Exact copy, no pictures: output each line below as it stands.
Segment Open
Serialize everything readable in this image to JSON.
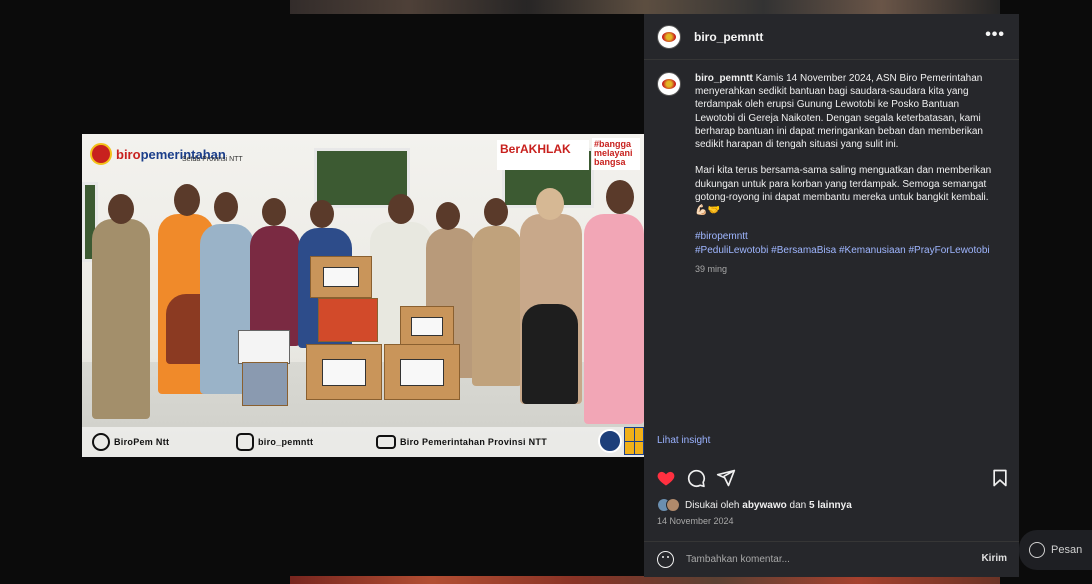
{
  "post": {
    "username": "biro_pemntt",
    "caption": {
      "username": "biro_pemntt",
      "paragraph1": "Kamis 14 November 2024, ASN Biro Pemerintahan menyerahkan sedikit bantuan bagi saudara-saudara kita yang terdampak oleh erupsi Gunung Lewotobi ke Posko Bantuan Lewotobi di Gereja Naikoten. Dengan segala keterbatasan, kami berharap bantuan ini dapat meringankan beban dan memberikan sedikit harapan di tengah situasi yang sulit ini.",
      "paragraph2": "Mari kita terus bersama-sama saling menguatkan dan memberikan dukungan untuk para korban yang terdampak. Semoga semangat gotong-royong ini dapat membantu mereka untuk bangkit kembali. 💪🏻🤝",
      "hashtags_line1": "#biropemntt",
      "hashtags_line2": "#PeduliLewotobi #BersamaBisa #Kemanusiaan #PrayForLewotobi",
      "time_ago": "39 ming"
    },
    "insight_link": "Lihat insight",
    "likes": {
      "prefix": "Disukai oleh",
      "user": "abywawo",
      "connector": "dan",
      "others": "5 lainnya"
    },
    "date": "14 November 2024",
    "comment": {
      "placeholder": "Tambahkan komentar...",
      "send_label": "Kirim"
    },
    "image": {
      "brand_left_a": "biro",
      "brand_left_b": "pemerintahan",
      "brand_left_sub": "Setda Provinsi NTT",
      "badge_akhlak": "BerAKHLAK",
      "badge_bangga": "#bangga melayani bangsa",
      "footer_fb": "BiroPem Ntt",
      "footer_ig": "biro_pemntt",
      "footer_yt": "Biro Pemerintahan Provinsi NTT"
    }
  },
  "messages": {
    "label": "Pesan"
  },
  "icons": {
    "like": "heart-icon",
    "comment": "comment-icon",
    "share": "send-icon",
    "save": "bookmark-icon",
    "more": "more-options-icon",
    "emoji": "emoji-icon",
    "messages": "messenger-icon"
  },
  "colors": {
    "like_red": "#ff3040",
    "link_blue": "#9ab2ff",
    "panel_bg": "#26272b"
  }
}
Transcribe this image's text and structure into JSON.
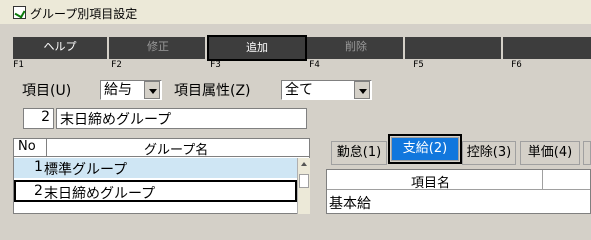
{
  "window": {
    "title": "グループ別項目設定"
  },
  "fkeys": [
    {
      "label": "ヘルプ",
      "key": "F1",
      "enabled": true
    },
    {
      "label": "修正",
      "key": "F2",
      "enabled": false
    },
    {
      "label": "追加",
      "key": "F3",
      "enabled": true
    },
    {
      "label": "削除",
      "key": "F4",
      "enabled": false
    },
    {
      "label": "",
      "key": "F5",
      "enabled": false
    },
    {
      "label": "",
      "key": "F6",
      "enabled": false
    }
  ],
  "filters": {
    "item_label": "項目(U)",
    "item_value": "給与",
    "attr_label": "項目属性(Z)",
    "attr_value": "全て"
  },
  "current_group": {
    "no": "2",
    "name": "末日締めグループ"
  },
  "group_list": {
    "col_no": "No",
    "col_name": "グループ名",
    "rows": [
      {
        "no": "1",
        "name": "標準グループ"
      },
      {
        "no": "2",
        "name": "末日締めグループ"
      }
    ]
  },
  "tabs": [
    "勤怠(1)",
    "支給(2)",
    "控除(3)",
    "単価(4)"
  ],
  "active_tab": "支給(2)",
  "item_grid": {
    "col_name": "項目名",
    "rows": [
      "基本給"
    ]
  },
  "colors": {
    "selected_row": "#cfe6f4",
    "active_tab": "#1177dd",
    "toolbar": "#3d3d3d"
  }
}
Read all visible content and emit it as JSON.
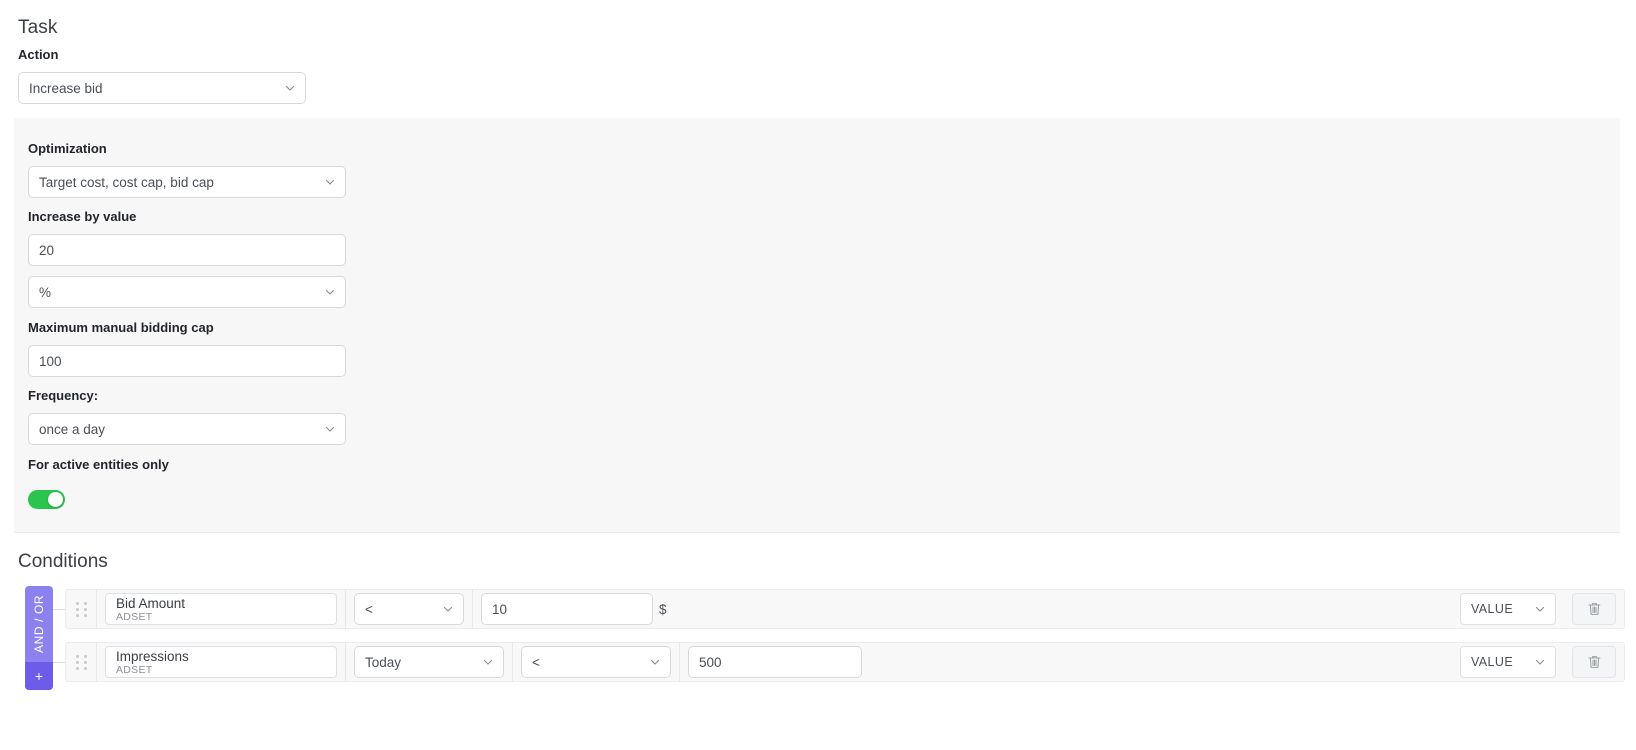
{
  "task": {
    "title": "Task",
    "action_label": "Action",
    "action_value": "Increase bid"
  },
  "optimization": {
    "label": "Optimization",
    "value": "Target cost, cost cap, bid cap",
    "increase_by_label": "Increase by value",
    "increase_by_value": "20",
    "increase_by_unit": "%",
    "max_cap_label": "Maximum manual bidding cap",
    "max_cap_value": "100",
    "frequency_label": "Frequency:",
    "frequency_value": "once a day",
    "active_only_label": "For active entities only",
    "active_only_enabled": true,
    "toggle_color": "#2bc44d"
  },
  "conditions": {
    "title": "Conditions",
    "andor_label": "AND / OR",
    "add_label": "+",
    "bar_color": "#8b82f0",
    "add_button_color": "#6c5ce7",
    "rows": [
      {
        "metric": "Bid Amount",
        "entity": "ADSET",
        "operator": "<",
        "value": "10",
        "suffix": "$",
        "value_type": "VALUE",
        "has_timeframe": false,
        "timeframe": ""
      },
      {
        "metric": "Impressions",
        "entity": "ADSET",
        "operator": "<",
        "value": "500",
        "suffix": "",
        "value_type": "VALUE",
        "has_timeframe": true,
        "timeframe": "Today"
      }
    ]
  }
}
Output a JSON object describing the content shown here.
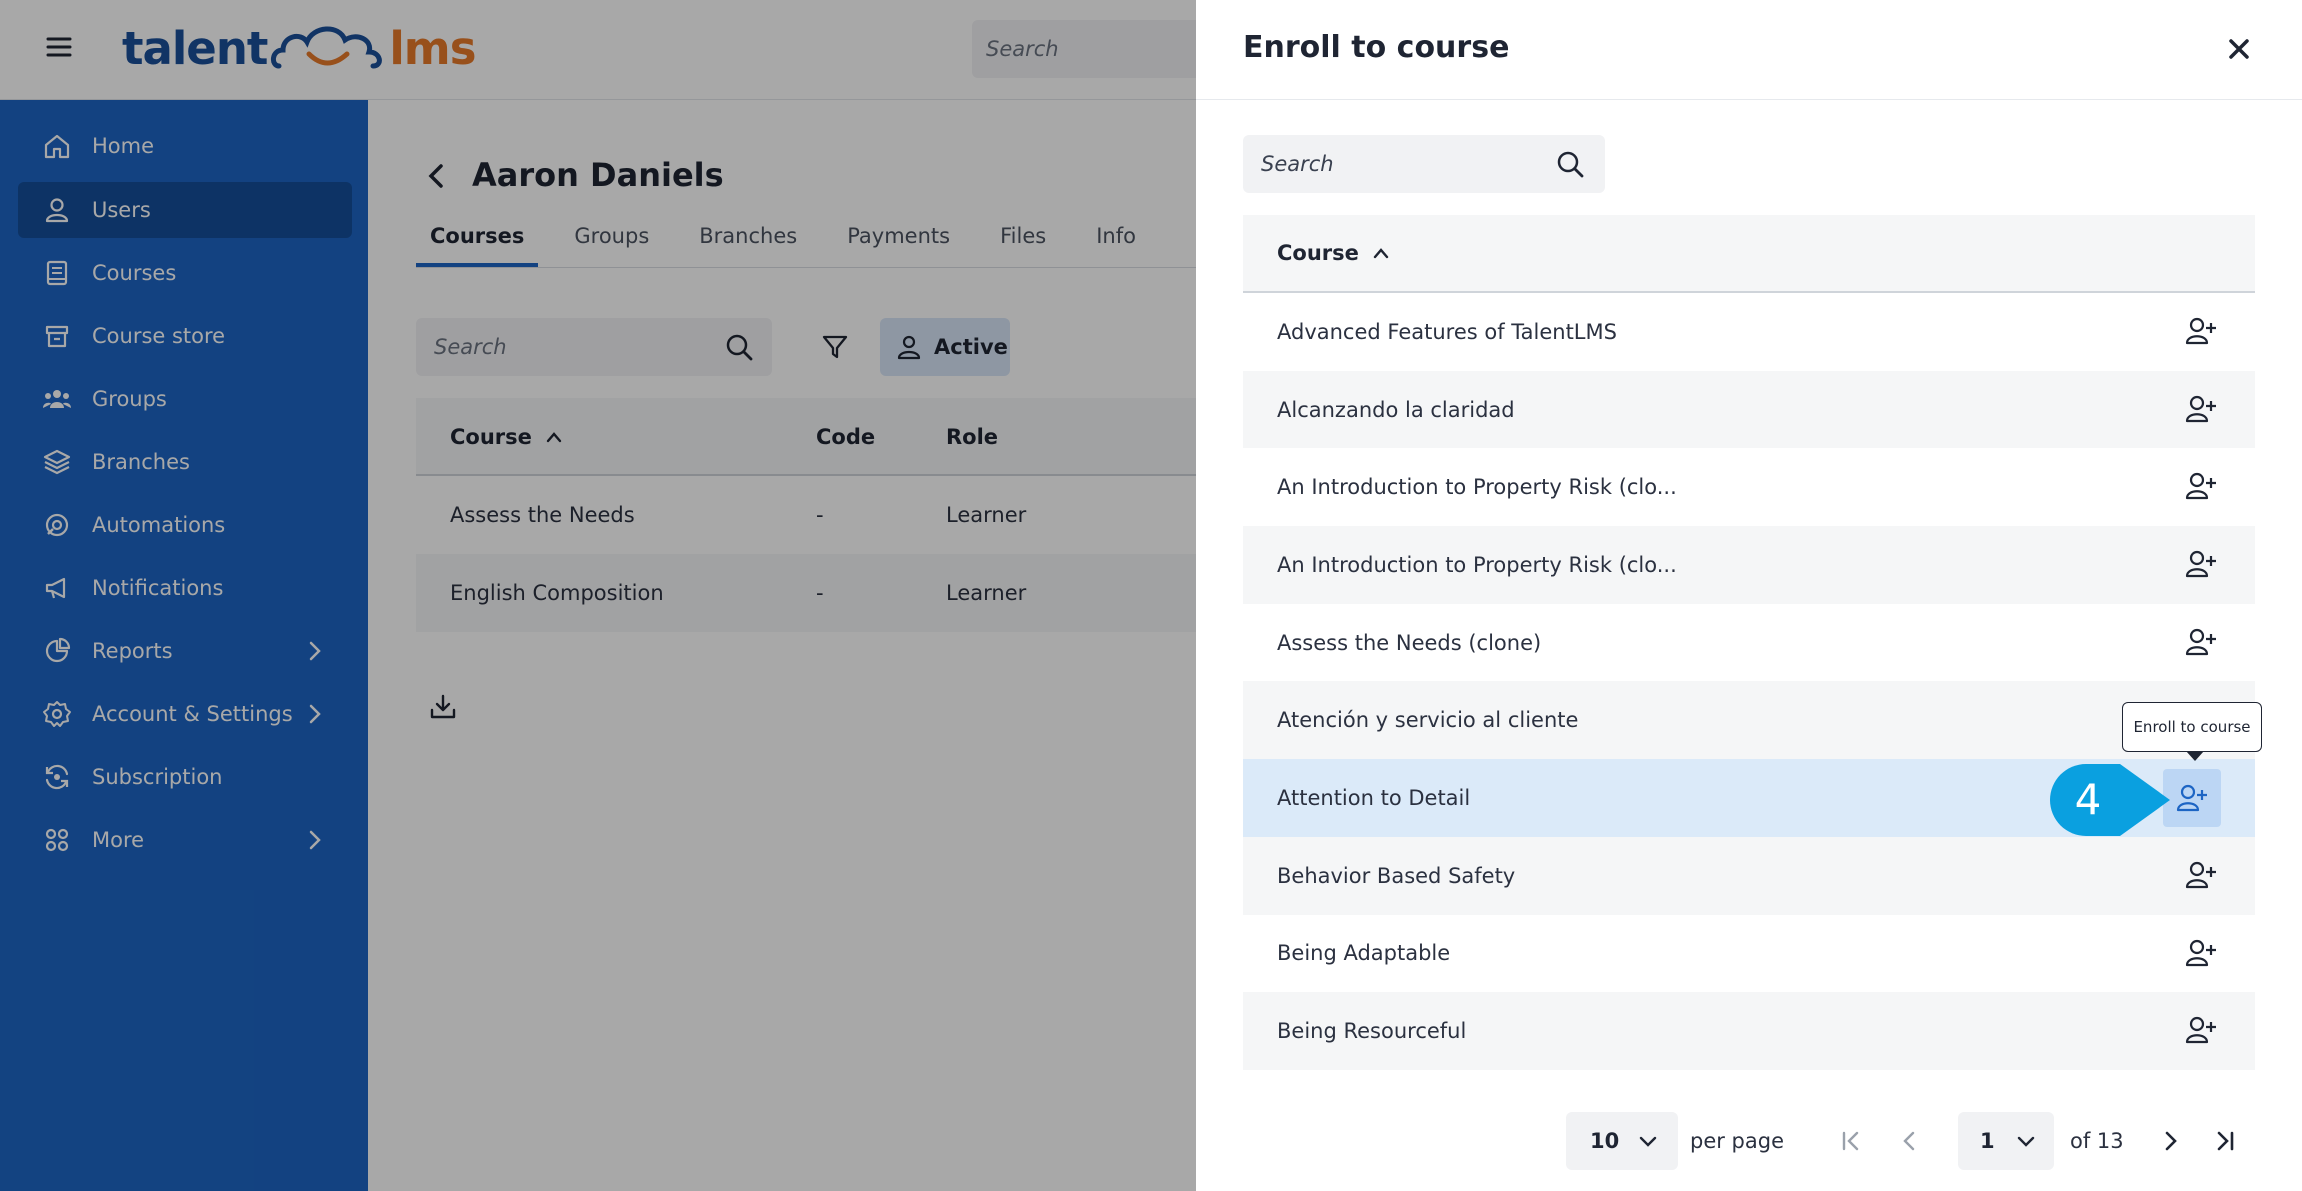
{
  "topbar": {
    "logo_left": "talent",
    "logo_right": "lms",
    "search_placeholder": "Search"
  },
  "colors": {
    "sidebar": "#1d65c4",
    "sidebar_active": "#144e9a",
    "accent": "#1d65c4",
    "logo_blue": "#1a4f9a",
    "logo_orange": "#e77a2a",
    "badge": "#0aa0e0",
    "row_highlight": "#dbeaf9"
  },
  "sidebar": {
    "items": [
      {
        "label": "Home",
        "icon": "home-icon"
      },
      {
        "label": "Users",
        "icon": "user-icon",
        "active": true
      },
      {
        "label": "Courses",
        "icon": "book-icon"
      },
      {
        "label": "Course store",
        "icon": "store-icon"
      },
      {
        "label": "Groups",
        "icon": "groups-icon"
      },
      {
        "label": "Branches",
        "icon": "layers-icon"
      },
      {
        "label": "Automations",
        "icon": "automation-icon"
      },
      {
        "label": "Notifications",
        "icon": "megaphone-icon"
      },
      {
        "label": "Reports",
        "icon": "pie-chart-icon",
        "has_submenu": true
      },
      {
        "label": "Account & Settings",
        "icon": "gear-icon",
        "has_submenu": true
      },
      {
        "label": "Subscription",
        "icon": "subscription-icon"
      },
      {
        "label": "More",
        "icon": "grid-icon",
        "has_submenu": true
      }
    ]
  },
  "main": {
    "user_name": "Aaron Daniels",
    "tabs": [
      "Courses",
      "Groups",
      "Branches",
      "Payments",
      "Files",
      "Info"
    ],
    "search_placeholder": "Search",
    "status_filter": "Active",
    "table": {
      "headers": [
        "Course",
        "Code",
        "Role"
      ],
      "rows": [
        [
          "Assess the Needs",
          "-",
          "Learner"
        ],
        [
          "English Composition",
          "-",
          "Learner"
        ]
      ]
    }
  },
  "drawer": {
    "title": "Enroll to course",
    "search_placeholder": "Search",
    "column_header": "Course",
    "courses": [
      "Advanced Features of TalentLMS",
      "Alcanzando la claridad",
      "An Introduction to Property Risk (clo...",
      "An Introduction to Property Risk (clo...",
      "Assess the Needs (clone)",
      "Atención y servicio al cliente",
      "Attention to Detail",
      "Behavior Based Safety",
      "Being Adaptable",
      "Being Resourceful"
    ],
    "highlighted_index": 6,
    "tooltip": "Enroll to course",
    "step_number": "4",
    "pagination": {
      "per_page": "10",
      "per_page_label": "per page",
      "current_page": "1",
      "of_label": "of 13"
    }
  }
}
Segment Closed
• [Solution to this exercise]
Serialize everything readable in this image to JSON.
{
  "post": {
    "username": "biro_pemntt",
    "caption": {
      "username": "biro_pemntt",
      "paragraph1": "Kamis 14 November 2024, ASN Biro Pemerintahan menyerahkan sedikit bantuan bagi saudara-saudara kita yang terdampak oleh erupsi Gunung Lewotobi ke Posko Bantuan Lewotobi di Gereja Naikoten. Dengan segala keterbatasan, kami berharap bantuan ini dapat meringankan beban dan memberikan sedikit harapan di tengah situasi yang sulit ini.",
      "paragraph2": "Mari kita terus bersama-sama saling menguatkan dan memberikan dukungan untuk para korban yang terdampak. Semoga semangat gotong-royong ini dapat membantu mereka untuk bangkit kembali. 💪🏻🤝",
      "hashtags_line1": "#biropemntt",
      "hashtags_line2": "#PeduliLewotobi #BersamaBisa #Kemanusiaan #PrayForLewotobi",
      "time_ago": "39 ming"
    },
    "insight_link": "Lihat insight",
    "likes": {
      "prefix": "Disukai oleh",
      "user": "abywawo",
      "connector": "dan",
      "others": "5 lainnya"
    },
    "date": "14 November 2024",
    "comment": {
      "placeholder": "Tambahkan komentar...",
      "send_label": "Kirim"
    },
    "image": {
      "brand_left_a": "biro",
      "brand_left_b": "pemerintahan",
      "brand_left_sub": "Setda Provinsi NTT",
      "badge_akhlak": "BerAKHLAK",
      "badge_bangga": "#bangga melayani bangsa",
      "footer_fb": "BiroPem Ntt",
      "footer_ig": "biro_pemntt",
      "footer_yt": "Biro Pemerintahan Provinsi NTT"
    }
  },
  "messages": {
    "label": "Pesan"
  },
  "icons": {
    "like": "heart-icon",
    "comment": "comment-icon",
    "share": "send-icon",
    "save": "bookmark-icon",
    "more": "more-options-icon",
    "emoji": "emoji-icon",
    "messages": "messenger-icon"
  },
  "colors": {
    "like_red": "#ff3040",
    "link_blue": "#9ab2ff",
    "panel_bg": "#26272b"
  }
}
Transcribe this image's text and structure into JSON.
{
  "window": {
    "title": "グループ別項目設定"
  },
  "fkeys": [
    {
      "label": "ヘルプ",
      "key": "F1",
      "enabled": true
    },
    {
      "label": "修正",
      "key": "F2",
      "enabled": false
    },
    {
      "label": "追加",
      "key": "F3",
      "enabled": true
    },
    {
      "label": "削除",
      "key": "F4",
      "enabled": false
    },
    {
      "label": "",
      "key": "F5",
      "enabled": false
    },
    {
      "label": "",
      "key": "F6",
      "enabled": false
    }
  ],
  "filters": {
    "item_label": "項目(U)",
    "item_value": "給与",
    "attr_label": "項目属性(Z)",
    "attr_value": "全て"
  },
  "current_group": {
    "no": "2",
    "name": "末日締めグループ"
  },
  "group_list": {
    "col_no": "No",
    "col_name": "グループ名",
    "rows": [
      {
        "no": "1",
        "name": "標準グループ"
      },
      {
        "no": "2",
        "name": "末日締めグループ"
      }
    ]
  },
  "tabs": [
    "勤怠(1)",
    "支給(2)",
    "控除(3)",
    "単価(4)"
  ],
  "active_tab": "支給(2)",
  "item_grid": {
    "col_name": "項目名",
    "rows": [
      "基本給"
    ]
  },
  "colors": {
    "selected_row": "#cfe6f4",
    "active_tab": "#1177dd",
    "toolbar": "#3d3d3d"
  }
}
Read all visible content and emit it as JSON.
{
  "task": {
    "title": "Task",
    "action_label": "Action",
    "action_value": "Increase bid"
  },
  "optimization": {
    "label": "Optimization",
    "value": "Target cost, cost cap, bid cap",
    "increase_by_label": "Increase by value",
    "increase_by_value": "20",
    "increase_by_unit": "%",
    "max_cap_label": "Maximum manual bidding cap",
    "max_cap_value": "100",
    "frequency_label": "Frequency:",
    "frequency_value": "once a day",
    "active_only_label": "For active entities only",
    "active_only_enabled": true,
    "toggle_color": "#2bc44d"
  },
  "conditions": {
    "title": "Conditions",
    "andor_label": "AND / OR",
    "add_label": "+",
    "bar_color": "#8b82f0",
    "add_button_color": "#6c5ce7",
    "rows": [
      {
        "metric": "Bid Amount",
        "entity": "ADSET",
        "operator": "<",
        "value": "10",
        "suffix": "$",
        "value_type": "VALUE",
        "has_timeframe": false,
        "timeframe": ""
      },
      {
        "metric": "Impressions",
        "entity": "ADSET",
        "operator": "<",
        "value": "500",
        "suffix": "",
        "value_type": "VALUE",
        "has_timeframe": true,
        "timeframe": "Today"
      }
    ]
  }
}
Output a JSON object describing the content shown here.
{
  "topbar": {
    "logo_left": "talent",
    "logo_right": "lms",
    "search_placeholder": "Search"
  },
  "colors": {
    "sidebar": "#1d65c4",
    "sidebar_active": "#144e9a",
    "accent": "#1d65c4",
    "logo_blue": "#1a4f9a",
    "logo_orange": "#e77a2a",
    "badge": "#0aa0e0",
    "row_highlight": "#dbeaf9"
  },
  "sidebar": {
    "items": [
      {
        "label": "Home",
        "icon": "home-icon"
      },
      {
        "label": "Users",
        "icon": "user-icon",
        "active": true
      },
      {
        "label": "Courses",
        "icon": "book-icon"
      },
      {
        "label": "Course store",
        "icon": "store-icon"
      },
      {
        "label": "Groups",
        "icon": "groups-icon"
      },
      {
        "label": "Branches",
        "icon": "layers-icon"
      },
      {
        "label": "Automations",
        "icon": "automation-icon"
      },
      {
        "label": "Notifications",
        "icon": "megaphone-icon"
      },
      {
        "label": "Reports",
        "icon": "pie-chart-icon",
        "has_submenu": true
      },
      {
        "label": "Account & Settings",
        "icon": "gear-icon",
        "has_submenu": true
      },
      {
        "label": "Subscription",
        "icon": "subscription-icon"
      },
      {
        "label": "More",
        "icon": "grid-icon",
        "has_submenu": true
      }
    ]
  },
  "main": {
    "user_name": "Aaron Daniels",
    "tabs": [
      "Courses",
      "Groups",
      "Branches",
      "Payments",
      "Files",
      "Info"
    ],
    "search_placeholder": "Search",
    "status_filter": "Active",
    "table": {
      "headers": [
        "Course",
        "Code",
        "Role"
      ],
      "rows": [
        [
          "Assess the Needs",
          "-",
          "Learner"
        ],
        [
          "English Composition",
          "-",
          "Learner"
        ]
      ]
    }
  },
  "drawer": {
    "title": "Enroll to course",
    "search_placeholder": "Search",
    "column_header": "Course",
    "courses": [
      "Advanced Features of TalentLMS",
      "Alcanzando la claridad",
      "An Introduction to Property Risk (clo...",
      "An Introduction to Property Risk (clo...",
      "Assess the Needs (clone)",
      "Atención y servicio al cliente",
      "Attention to Detail",
      "Behavior Based Safety",
      "Being Adaptable",
      "Being Resourceful"
    ],
    "highlighted_index": 6,
    "tooltip": "Enroll to course",
    "step_number": "4",
    "pagination": {
      "per_page": "10",
      "per_page_label": "per page",
      "current_page": "1",
      "of_label": "of 13"
    }
  }
}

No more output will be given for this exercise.